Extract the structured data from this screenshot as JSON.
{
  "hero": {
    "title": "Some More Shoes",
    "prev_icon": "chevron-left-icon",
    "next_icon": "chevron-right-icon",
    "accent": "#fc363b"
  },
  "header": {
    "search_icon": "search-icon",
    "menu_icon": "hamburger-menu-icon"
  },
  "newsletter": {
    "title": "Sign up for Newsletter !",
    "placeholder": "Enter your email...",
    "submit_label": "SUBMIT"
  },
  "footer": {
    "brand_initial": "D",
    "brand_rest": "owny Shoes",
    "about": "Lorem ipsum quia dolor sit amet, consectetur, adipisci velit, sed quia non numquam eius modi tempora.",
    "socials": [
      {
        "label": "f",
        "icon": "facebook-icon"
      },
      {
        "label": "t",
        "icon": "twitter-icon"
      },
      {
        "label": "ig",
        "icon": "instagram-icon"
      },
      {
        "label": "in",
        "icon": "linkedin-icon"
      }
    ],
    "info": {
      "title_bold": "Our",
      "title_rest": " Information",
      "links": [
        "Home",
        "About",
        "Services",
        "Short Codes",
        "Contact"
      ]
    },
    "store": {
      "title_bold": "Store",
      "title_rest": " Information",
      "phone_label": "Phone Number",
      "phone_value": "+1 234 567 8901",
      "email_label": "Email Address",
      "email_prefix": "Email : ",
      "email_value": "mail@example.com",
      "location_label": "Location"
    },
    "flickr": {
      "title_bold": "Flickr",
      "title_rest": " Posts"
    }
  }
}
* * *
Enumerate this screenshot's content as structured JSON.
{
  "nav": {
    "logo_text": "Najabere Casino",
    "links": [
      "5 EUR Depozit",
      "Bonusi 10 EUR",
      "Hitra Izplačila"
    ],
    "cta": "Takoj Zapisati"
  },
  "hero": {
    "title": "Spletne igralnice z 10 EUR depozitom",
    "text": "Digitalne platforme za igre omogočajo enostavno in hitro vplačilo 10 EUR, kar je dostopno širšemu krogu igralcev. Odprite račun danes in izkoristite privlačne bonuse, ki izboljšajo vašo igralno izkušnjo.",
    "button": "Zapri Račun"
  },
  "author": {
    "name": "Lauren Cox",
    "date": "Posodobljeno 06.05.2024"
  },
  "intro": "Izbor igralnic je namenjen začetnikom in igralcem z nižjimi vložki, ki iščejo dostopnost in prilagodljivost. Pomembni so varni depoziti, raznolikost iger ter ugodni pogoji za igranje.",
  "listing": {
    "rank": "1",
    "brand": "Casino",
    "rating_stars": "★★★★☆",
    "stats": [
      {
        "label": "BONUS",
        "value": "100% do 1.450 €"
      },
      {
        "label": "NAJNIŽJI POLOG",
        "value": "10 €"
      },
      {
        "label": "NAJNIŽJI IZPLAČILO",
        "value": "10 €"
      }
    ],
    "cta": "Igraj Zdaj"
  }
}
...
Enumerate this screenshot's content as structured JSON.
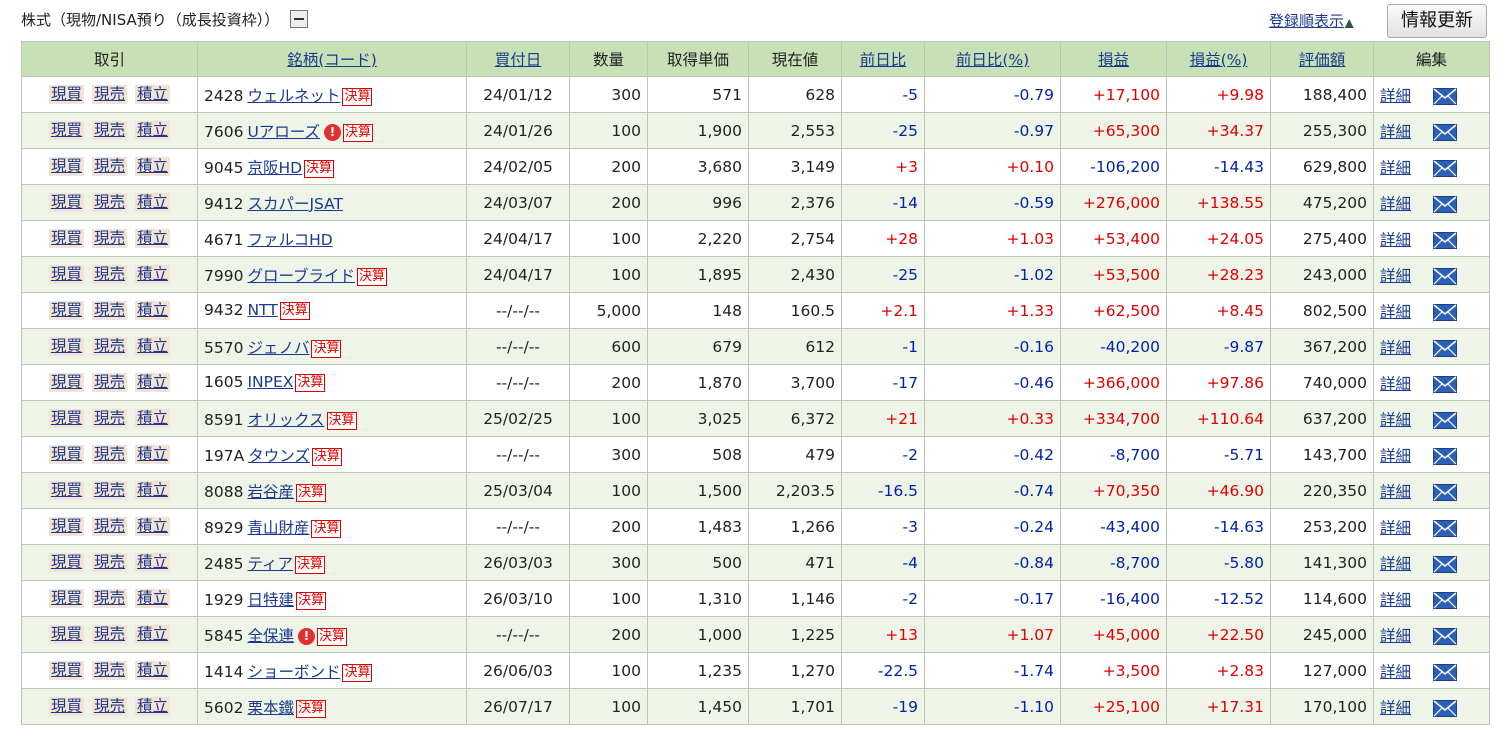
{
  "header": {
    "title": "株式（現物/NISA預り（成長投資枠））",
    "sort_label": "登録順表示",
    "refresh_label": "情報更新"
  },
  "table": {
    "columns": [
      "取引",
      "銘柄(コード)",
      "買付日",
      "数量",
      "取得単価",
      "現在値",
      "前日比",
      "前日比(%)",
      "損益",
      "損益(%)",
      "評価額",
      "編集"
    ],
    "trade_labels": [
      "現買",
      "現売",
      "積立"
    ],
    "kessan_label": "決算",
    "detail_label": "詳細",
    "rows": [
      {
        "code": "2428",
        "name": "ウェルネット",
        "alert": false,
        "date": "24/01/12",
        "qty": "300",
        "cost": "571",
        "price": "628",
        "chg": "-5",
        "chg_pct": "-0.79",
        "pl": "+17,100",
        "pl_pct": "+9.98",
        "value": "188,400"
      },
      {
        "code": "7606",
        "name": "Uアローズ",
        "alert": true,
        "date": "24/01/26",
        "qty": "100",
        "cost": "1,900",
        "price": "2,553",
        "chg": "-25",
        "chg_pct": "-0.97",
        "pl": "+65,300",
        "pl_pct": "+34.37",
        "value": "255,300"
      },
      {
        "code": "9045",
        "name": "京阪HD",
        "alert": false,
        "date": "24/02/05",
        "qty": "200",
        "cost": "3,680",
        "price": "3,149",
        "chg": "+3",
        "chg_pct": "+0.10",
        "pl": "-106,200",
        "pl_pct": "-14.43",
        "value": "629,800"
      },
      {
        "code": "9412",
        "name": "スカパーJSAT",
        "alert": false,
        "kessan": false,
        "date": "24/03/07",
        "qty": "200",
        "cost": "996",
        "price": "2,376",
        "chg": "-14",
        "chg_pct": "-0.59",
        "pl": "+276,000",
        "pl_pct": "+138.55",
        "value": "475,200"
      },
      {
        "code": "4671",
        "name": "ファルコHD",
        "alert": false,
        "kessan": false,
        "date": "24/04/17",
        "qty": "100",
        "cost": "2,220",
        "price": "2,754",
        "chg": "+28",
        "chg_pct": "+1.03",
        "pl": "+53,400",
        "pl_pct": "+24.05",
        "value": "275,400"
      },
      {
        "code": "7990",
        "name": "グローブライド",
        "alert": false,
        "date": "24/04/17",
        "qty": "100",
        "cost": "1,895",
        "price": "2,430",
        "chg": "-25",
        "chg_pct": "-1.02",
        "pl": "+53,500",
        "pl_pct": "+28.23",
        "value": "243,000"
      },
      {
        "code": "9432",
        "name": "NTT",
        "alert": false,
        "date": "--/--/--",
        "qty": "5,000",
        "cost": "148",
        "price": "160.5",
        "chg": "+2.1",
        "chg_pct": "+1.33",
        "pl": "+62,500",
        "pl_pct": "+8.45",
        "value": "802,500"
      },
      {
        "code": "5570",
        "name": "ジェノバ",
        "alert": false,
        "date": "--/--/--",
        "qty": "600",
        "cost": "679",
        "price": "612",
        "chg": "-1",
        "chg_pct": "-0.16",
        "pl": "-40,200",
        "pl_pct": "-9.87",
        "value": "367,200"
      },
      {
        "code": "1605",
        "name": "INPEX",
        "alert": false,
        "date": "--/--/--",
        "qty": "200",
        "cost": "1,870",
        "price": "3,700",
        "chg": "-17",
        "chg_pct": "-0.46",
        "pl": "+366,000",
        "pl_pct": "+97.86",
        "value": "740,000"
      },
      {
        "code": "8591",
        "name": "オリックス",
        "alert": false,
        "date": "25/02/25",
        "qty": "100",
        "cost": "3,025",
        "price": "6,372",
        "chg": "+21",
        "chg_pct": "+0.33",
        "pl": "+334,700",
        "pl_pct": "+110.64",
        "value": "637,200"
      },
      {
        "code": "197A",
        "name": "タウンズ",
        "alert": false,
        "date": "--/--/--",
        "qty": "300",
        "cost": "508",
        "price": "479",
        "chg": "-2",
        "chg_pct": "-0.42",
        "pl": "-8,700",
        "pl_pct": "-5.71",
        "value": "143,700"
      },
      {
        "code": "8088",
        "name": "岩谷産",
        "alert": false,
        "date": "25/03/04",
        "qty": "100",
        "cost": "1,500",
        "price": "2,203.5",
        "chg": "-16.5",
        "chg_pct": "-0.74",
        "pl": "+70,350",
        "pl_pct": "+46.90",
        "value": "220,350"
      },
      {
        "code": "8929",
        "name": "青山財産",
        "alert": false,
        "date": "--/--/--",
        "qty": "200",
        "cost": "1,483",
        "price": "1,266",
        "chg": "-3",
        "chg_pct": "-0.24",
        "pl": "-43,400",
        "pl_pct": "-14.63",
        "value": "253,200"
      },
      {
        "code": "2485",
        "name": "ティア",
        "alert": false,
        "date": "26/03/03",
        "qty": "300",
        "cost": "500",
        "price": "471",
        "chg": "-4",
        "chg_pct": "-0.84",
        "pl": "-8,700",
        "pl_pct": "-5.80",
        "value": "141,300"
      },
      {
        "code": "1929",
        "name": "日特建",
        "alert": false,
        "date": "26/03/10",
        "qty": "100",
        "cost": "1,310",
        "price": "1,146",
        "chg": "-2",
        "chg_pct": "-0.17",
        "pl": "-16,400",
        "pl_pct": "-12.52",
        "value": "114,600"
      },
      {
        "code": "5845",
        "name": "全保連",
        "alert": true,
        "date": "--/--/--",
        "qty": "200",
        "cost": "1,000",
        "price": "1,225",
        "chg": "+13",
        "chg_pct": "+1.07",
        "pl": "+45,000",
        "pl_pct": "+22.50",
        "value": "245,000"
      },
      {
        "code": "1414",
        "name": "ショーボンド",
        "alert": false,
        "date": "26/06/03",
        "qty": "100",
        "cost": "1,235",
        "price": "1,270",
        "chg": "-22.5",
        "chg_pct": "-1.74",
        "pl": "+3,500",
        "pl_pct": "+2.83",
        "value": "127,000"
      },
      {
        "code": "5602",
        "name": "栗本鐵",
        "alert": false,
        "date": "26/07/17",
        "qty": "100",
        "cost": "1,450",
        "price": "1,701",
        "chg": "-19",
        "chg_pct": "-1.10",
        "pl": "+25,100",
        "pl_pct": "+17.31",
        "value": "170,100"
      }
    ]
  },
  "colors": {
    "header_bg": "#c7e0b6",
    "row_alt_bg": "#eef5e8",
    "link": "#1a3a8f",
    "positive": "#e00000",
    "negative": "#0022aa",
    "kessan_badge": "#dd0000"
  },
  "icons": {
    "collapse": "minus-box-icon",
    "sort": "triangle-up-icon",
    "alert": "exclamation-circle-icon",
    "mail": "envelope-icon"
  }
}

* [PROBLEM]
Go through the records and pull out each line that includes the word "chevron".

* [RESULT BELOW]
    "prev_icon": "chevron-left-icon",
    "next_icon": "chevron-right-icon",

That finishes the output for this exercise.